You might need to build a retaining wall on your property for many reasons. And many reasons to do it yourself rather than paying someone else.
There are various types of retaining walls available at home improvement stores, which can confuse the selection process.
But with the correct information, you can choose the right wall for your project and get it built quickly and cheaply!
Here are different types of retaining walls you may want to consider making on your property and when they should be used.
What is a Retaining Wall?
A retaining wall is a structure that holds back soil or rock from a property. Most commonly, retaining walls are used to prevent soil erosion.
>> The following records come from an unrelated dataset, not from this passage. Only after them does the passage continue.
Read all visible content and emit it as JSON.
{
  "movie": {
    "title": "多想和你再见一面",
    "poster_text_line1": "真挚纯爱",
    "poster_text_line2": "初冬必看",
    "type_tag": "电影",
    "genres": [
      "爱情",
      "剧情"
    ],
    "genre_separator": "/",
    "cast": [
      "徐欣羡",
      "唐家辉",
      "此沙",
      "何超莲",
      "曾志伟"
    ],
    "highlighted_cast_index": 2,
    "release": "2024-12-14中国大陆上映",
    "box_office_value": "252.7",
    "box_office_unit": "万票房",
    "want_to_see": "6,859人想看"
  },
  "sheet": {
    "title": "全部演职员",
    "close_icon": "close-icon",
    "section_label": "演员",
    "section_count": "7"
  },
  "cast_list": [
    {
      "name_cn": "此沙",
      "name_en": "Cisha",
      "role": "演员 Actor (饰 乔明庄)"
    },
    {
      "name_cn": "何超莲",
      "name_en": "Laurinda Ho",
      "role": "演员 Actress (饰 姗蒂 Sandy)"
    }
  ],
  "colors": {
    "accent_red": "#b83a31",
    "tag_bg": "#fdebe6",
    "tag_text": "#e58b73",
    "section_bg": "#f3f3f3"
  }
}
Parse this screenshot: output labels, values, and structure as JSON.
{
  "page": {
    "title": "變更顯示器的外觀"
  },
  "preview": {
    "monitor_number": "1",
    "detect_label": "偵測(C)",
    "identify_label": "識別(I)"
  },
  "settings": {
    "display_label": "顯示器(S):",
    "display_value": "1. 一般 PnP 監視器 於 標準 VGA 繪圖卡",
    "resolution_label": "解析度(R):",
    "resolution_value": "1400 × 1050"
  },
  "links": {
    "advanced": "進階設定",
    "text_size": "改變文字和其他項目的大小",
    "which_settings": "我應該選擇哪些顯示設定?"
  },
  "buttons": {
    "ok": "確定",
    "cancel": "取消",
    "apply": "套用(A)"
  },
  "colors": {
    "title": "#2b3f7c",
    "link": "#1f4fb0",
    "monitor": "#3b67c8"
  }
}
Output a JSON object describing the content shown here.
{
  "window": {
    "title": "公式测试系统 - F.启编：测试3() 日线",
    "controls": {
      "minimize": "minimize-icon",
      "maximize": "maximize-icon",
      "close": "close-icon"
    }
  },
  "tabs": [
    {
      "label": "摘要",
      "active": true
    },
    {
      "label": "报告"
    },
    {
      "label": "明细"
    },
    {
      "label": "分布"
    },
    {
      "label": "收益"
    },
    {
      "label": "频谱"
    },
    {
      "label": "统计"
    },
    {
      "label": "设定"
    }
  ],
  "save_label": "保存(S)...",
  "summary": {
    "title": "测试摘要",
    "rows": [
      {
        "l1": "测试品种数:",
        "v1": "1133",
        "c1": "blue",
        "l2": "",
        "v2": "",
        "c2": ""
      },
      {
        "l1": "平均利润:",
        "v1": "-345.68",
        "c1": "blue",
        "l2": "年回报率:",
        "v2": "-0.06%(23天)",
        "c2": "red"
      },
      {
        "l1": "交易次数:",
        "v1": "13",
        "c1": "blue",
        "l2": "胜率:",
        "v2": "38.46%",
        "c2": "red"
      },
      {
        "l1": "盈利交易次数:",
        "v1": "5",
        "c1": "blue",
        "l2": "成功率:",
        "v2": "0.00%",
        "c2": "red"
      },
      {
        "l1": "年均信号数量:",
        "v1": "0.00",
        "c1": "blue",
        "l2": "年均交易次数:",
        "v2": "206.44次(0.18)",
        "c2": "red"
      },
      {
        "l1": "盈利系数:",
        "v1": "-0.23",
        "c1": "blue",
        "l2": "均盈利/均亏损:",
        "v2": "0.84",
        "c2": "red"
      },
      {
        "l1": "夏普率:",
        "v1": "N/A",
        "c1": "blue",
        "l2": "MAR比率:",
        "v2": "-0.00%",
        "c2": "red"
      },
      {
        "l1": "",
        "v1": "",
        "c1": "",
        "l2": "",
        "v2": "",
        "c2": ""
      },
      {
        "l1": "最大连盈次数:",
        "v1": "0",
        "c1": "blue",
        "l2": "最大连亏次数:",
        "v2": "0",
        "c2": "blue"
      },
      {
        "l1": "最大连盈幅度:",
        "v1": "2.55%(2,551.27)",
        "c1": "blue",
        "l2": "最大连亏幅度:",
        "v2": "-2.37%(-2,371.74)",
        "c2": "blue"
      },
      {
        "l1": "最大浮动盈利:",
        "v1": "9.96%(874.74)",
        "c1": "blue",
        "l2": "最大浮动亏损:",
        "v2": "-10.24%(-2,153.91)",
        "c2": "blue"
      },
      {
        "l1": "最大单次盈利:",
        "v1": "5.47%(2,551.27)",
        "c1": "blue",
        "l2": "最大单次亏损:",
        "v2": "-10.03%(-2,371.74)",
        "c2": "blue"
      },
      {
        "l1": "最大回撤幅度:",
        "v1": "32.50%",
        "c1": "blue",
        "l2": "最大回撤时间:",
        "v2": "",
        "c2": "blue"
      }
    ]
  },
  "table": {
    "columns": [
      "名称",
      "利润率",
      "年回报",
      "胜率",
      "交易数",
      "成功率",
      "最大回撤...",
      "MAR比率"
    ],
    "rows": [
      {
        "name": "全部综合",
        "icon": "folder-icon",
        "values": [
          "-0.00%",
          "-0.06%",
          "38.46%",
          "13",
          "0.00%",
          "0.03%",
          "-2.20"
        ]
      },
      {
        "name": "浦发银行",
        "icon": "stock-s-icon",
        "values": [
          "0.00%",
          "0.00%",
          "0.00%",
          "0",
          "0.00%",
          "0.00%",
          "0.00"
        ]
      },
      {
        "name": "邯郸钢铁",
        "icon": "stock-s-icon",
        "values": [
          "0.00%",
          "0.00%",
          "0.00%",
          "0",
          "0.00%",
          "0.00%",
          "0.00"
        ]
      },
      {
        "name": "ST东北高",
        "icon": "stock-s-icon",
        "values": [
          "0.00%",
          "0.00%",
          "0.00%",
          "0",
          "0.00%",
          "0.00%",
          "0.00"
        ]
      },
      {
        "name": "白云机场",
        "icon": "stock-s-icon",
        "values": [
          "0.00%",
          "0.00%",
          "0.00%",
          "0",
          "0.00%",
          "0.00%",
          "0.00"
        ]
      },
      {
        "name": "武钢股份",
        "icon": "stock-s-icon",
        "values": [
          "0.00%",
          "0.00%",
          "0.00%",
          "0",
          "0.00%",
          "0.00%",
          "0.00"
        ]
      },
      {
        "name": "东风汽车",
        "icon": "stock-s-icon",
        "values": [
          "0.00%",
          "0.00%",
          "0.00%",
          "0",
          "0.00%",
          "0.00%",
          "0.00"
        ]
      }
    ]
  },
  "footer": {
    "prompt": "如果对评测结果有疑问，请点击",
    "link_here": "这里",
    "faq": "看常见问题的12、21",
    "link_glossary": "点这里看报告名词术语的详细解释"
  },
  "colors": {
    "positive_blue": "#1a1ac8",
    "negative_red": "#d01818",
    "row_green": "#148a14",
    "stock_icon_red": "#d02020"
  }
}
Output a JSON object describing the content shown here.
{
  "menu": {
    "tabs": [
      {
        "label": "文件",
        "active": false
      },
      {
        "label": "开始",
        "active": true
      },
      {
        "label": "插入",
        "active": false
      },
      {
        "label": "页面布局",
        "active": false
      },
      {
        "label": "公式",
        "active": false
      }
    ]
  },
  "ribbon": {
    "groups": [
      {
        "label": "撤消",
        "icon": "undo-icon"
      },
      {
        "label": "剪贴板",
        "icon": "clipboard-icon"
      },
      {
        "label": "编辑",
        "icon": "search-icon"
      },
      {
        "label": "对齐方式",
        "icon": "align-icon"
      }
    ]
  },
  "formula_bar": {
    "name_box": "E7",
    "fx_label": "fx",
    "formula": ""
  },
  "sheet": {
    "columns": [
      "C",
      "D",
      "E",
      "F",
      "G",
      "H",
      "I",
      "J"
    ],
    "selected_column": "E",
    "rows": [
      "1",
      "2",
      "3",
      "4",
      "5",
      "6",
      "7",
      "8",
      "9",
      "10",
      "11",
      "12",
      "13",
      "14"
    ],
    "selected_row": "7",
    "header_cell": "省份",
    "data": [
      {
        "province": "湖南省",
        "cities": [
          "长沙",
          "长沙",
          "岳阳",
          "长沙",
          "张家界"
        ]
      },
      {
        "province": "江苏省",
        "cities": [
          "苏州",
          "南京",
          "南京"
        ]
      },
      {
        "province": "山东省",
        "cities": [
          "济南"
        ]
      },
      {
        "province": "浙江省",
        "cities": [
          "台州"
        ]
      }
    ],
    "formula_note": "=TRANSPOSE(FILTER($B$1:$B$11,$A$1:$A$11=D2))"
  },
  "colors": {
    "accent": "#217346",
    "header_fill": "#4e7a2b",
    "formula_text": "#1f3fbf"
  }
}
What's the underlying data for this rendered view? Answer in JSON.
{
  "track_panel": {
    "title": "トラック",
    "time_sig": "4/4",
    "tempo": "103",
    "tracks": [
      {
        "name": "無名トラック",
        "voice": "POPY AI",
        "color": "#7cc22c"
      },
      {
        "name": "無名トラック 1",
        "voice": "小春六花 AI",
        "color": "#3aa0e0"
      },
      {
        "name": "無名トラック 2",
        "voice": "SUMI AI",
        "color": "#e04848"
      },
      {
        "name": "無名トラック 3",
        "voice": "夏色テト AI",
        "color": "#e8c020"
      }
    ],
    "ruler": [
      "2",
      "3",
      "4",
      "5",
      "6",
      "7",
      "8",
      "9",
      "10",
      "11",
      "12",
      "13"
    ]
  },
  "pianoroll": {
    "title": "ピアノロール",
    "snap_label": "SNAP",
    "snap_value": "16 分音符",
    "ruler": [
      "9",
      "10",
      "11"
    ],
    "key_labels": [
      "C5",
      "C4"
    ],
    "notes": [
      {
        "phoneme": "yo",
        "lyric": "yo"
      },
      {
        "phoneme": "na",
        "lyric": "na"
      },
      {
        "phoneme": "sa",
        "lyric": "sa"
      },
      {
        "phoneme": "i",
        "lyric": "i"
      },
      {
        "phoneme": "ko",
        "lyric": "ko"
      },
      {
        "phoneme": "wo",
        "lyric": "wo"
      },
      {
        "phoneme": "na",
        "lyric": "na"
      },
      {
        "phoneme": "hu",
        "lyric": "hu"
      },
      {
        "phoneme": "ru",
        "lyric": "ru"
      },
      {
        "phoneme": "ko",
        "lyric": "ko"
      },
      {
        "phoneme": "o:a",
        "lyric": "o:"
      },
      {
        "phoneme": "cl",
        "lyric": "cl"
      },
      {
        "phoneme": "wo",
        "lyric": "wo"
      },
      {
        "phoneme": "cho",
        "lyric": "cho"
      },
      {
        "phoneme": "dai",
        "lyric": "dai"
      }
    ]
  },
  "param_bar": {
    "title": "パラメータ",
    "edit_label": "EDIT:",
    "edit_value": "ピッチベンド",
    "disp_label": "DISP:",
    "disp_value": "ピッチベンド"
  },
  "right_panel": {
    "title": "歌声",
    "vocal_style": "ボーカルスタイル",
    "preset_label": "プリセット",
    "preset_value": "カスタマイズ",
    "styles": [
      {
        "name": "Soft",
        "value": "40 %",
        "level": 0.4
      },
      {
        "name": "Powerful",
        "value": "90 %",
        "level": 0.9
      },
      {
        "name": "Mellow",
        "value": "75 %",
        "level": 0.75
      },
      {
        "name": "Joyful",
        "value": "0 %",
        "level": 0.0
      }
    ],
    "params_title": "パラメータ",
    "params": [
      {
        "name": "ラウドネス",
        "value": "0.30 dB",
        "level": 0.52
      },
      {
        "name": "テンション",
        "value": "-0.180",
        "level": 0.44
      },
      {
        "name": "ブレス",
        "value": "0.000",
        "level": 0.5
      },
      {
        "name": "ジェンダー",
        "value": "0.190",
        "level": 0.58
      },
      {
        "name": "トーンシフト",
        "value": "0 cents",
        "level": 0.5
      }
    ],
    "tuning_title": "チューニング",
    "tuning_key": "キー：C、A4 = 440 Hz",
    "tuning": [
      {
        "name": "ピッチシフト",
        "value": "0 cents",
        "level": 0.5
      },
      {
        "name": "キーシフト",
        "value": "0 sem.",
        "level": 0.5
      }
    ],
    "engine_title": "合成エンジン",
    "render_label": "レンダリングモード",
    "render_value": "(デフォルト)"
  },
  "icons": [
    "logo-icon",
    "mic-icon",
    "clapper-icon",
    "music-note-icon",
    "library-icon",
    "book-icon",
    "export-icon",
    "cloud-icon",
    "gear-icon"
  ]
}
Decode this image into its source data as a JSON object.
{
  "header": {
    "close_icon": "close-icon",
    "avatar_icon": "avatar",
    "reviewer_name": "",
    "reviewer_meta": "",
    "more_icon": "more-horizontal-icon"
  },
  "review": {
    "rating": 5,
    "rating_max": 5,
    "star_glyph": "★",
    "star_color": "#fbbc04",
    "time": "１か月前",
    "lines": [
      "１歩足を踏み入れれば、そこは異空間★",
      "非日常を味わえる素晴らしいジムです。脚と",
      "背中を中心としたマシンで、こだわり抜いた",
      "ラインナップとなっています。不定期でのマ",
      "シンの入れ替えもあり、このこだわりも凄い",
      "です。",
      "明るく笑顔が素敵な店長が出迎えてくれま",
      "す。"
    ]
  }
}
Retaining walls can be constructed with various materials, including wood, stone, or concrete.
When Should I Use a Retaining Wall?
A retaining wall should be used whenever a slope on your property is in danger of eroding.
Different Types of Retaining Walls
1. Green Retaining Wall
The first on our list of different types of retaining walls is the Green retaining wall. Green walls are made up of live vegetation grown on a wall.
They are usually used for decorative purposes but can also provide some measure of support, noise reduction, and privacy.
Green walls can be created using a variety of plants, including creepers, vines, ferns, grasses, and shrubs. When selecting plants for a green wall, choosing those appropriate for the climate and sunlight exposure is essential.
2. Reinforced Earth Retaining Wall
This is one of the different retaining walls made with steel-reinforced, precast concrete panels placed against the soil. They are often used in high-traffic areas where aesthetics are essential, as they can be made to look like stone or brick.
3. Anchored Earth Retaining Wall
This retaining wall is built with large, heavy-duty anchors driven deep into the ground. They’re typically used for very tall walls (20 feet or more) holding back a lot of soil. The downside is that they’re expensive and require special equipment to install.
4. Sheet Pile Retaining Wall
A sheet pile retaining wall is yet one of the different types of retaining walls that are used to hold back soil or water. Sheet piles are driven into the ground and are usually made of steel, wood, or concrete. This type of wall is often used in coastal areas or areas with a lot of water.
5. Mechanical Stabilization Wall
A mechanical stabilization wall is a retaining wall that uses soil reinforcement to increase its stability. This type of wall is often used in areas where the soil is not strong enough to support the weight of the retained material. The reinforcement can be in the form of wire mesh, geogrids, or even plastic netting.
6. Crib Retaining Wall
A crib wall is built from interlocking prefabricated concrete units filled with gravel. They’re quick and easy to install, making them a popular choice for do-it-yourselfers. Crib walls are best suited for small projects where soil erosion isn’t a significant concern.
7. Buttress Retaining Wall
A buttress retaining wall is a solid wall built perpendicular to the slope. It gets its support from the weight of the soil behind it and its weight. This retaining wall is usually used for smaller projects because it is not as strong as some other options.
8. Gravity Retaining Wall
A gravity retaining wall is the most common of all the different types of retaining walls. It is made of concrete, stone, or brick and relies on its weight to hold the soil back.
Gravity walls are typically used for smaller projects because they are not as strong as other types of retaining walls.
9. Cantilever Retaining Wall
A cantilever retaining wall is built using only concrete or masonry units supported at one end. The other end of the unit is free, or cantilevered, out into space.
Meanwhile, this type of wall gets its stability from a combination of the weight of the units and the soil behind it. Cantilever walls are used for both commercial and residential applications. And can be constructed using various materials, including brick, stone, and concrete.
10. Counterfort Retaining Wall
A counterfort retaining wall is a good choice for areas with a lot of traffic or where the soil is particularly unstable. They’re different retaining walls made by pouring concrete into forms placed perpendicular to the wall. Counterforts are then placed at intervals along the wall to help support it.
11. Diaphragm Retaining Wall
A diaphragm wall is a thick concrete wall constructed in sections. It is typically used in deep excavations, where soil conditions are poor or the water table is high.
Diaphragm walls are also used to create basement levels in buildings. This type of retaining wall is powerful and can be used in situations where other types of retaining walls would fail.
12. Gabion Retaining Wall
A gabion is a wire mesh basket filled with rocks or concrete. They are often used in situations where soil erosion is a problem. Gabions are easy to construct and can be used to create various shapes.
There are different types of retaining walls. Retaining walls can be used to control water runoff, reduce the effects of soil erosion, or simply for aesthetics.
They are a significant part of your landscape because they help with your landscaping and give you a sense of pride in your home’s appearance. The type you need depends on what you want the retaining wall for